The data:
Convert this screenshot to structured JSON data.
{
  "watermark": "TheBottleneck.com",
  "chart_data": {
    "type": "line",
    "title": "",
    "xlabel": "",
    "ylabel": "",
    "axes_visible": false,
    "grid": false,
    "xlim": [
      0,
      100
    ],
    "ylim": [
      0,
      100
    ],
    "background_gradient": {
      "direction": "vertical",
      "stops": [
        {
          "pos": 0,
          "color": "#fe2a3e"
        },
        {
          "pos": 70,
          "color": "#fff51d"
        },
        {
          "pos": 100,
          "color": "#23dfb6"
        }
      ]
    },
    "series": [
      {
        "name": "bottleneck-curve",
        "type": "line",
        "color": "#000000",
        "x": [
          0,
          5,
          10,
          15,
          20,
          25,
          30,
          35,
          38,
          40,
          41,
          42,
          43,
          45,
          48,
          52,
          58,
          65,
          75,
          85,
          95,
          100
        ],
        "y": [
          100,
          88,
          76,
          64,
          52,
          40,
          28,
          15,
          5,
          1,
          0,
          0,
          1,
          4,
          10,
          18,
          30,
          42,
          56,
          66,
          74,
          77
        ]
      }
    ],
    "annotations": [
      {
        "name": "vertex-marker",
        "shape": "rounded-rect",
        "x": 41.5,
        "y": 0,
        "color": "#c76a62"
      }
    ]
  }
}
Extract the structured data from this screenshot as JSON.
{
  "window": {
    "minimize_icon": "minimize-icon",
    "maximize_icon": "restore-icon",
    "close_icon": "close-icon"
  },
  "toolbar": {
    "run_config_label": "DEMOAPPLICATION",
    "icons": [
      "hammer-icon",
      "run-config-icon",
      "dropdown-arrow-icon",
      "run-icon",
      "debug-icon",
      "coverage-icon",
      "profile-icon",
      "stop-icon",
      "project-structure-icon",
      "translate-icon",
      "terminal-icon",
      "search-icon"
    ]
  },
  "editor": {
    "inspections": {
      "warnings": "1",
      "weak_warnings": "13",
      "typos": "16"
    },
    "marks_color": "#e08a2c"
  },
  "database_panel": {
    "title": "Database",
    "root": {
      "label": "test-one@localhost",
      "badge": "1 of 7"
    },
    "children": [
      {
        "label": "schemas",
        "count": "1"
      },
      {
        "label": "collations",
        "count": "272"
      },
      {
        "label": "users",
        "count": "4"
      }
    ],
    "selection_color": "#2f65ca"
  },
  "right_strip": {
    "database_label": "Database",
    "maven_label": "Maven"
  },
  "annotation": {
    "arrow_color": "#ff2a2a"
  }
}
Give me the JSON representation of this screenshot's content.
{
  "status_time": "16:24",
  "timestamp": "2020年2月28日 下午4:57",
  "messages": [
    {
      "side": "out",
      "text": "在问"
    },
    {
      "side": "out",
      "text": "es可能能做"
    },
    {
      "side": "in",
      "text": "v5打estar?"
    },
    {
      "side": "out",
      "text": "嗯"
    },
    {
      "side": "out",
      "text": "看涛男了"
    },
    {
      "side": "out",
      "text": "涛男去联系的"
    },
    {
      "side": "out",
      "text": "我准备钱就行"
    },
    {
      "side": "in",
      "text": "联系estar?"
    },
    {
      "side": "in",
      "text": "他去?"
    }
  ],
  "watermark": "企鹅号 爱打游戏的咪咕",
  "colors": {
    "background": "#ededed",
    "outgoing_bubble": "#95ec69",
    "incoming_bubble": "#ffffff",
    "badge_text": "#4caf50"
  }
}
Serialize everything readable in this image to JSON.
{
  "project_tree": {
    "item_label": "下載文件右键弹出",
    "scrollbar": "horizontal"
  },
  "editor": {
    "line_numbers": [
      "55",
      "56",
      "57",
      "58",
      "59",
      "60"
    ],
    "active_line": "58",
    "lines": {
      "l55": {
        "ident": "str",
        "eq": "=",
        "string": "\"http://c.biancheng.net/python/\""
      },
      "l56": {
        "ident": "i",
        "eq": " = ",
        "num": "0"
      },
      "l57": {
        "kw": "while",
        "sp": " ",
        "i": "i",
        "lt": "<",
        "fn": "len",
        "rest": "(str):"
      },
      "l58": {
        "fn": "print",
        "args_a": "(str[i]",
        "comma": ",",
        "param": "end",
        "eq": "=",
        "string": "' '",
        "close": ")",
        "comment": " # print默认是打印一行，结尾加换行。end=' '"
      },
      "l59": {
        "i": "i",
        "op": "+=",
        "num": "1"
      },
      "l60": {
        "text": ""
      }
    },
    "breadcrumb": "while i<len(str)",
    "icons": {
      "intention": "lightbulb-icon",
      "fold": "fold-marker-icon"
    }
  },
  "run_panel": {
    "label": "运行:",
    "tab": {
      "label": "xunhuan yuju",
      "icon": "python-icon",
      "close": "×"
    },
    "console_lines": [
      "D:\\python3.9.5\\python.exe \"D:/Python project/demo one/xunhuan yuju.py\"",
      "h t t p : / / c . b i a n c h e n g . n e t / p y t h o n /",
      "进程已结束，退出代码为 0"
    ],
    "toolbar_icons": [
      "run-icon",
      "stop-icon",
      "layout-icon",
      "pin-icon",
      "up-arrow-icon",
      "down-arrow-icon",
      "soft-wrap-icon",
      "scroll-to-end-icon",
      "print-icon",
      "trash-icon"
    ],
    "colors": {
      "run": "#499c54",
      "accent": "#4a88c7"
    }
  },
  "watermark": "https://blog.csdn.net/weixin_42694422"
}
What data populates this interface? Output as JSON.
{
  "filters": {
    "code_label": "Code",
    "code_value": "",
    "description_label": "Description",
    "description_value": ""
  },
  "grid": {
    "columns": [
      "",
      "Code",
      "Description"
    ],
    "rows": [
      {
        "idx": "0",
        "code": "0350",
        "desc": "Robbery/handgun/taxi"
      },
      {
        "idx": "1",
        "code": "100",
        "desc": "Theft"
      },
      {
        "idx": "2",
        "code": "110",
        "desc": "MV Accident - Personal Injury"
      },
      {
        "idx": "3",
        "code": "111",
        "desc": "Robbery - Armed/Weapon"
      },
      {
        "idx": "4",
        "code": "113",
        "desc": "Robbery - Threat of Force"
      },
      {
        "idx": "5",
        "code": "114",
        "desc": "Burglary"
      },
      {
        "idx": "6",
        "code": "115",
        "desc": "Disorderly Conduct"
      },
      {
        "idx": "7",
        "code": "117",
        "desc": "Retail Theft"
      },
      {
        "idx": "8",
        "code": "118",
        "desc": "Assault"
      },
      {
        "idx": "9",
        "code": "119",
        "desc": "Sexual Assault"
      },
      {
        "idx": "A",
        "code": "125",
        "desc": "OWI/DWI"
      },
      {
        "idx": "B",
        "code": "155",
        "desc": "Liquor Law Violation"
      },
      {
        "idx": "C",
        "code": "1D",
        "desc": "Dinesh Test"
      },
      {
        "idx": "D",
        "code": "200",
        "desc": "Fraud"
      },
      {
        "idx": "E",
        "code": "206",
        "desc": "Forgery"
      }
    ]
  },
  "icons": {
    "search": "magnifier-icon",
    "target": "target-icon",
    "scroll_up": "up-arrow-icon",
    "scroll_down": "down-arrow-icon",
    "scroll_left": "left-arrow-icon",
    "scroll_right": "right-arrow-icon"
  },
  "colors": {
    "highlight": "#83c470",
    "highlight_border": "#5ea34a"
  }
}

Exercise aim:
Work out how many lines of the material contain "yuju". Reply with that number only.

Answer area:
2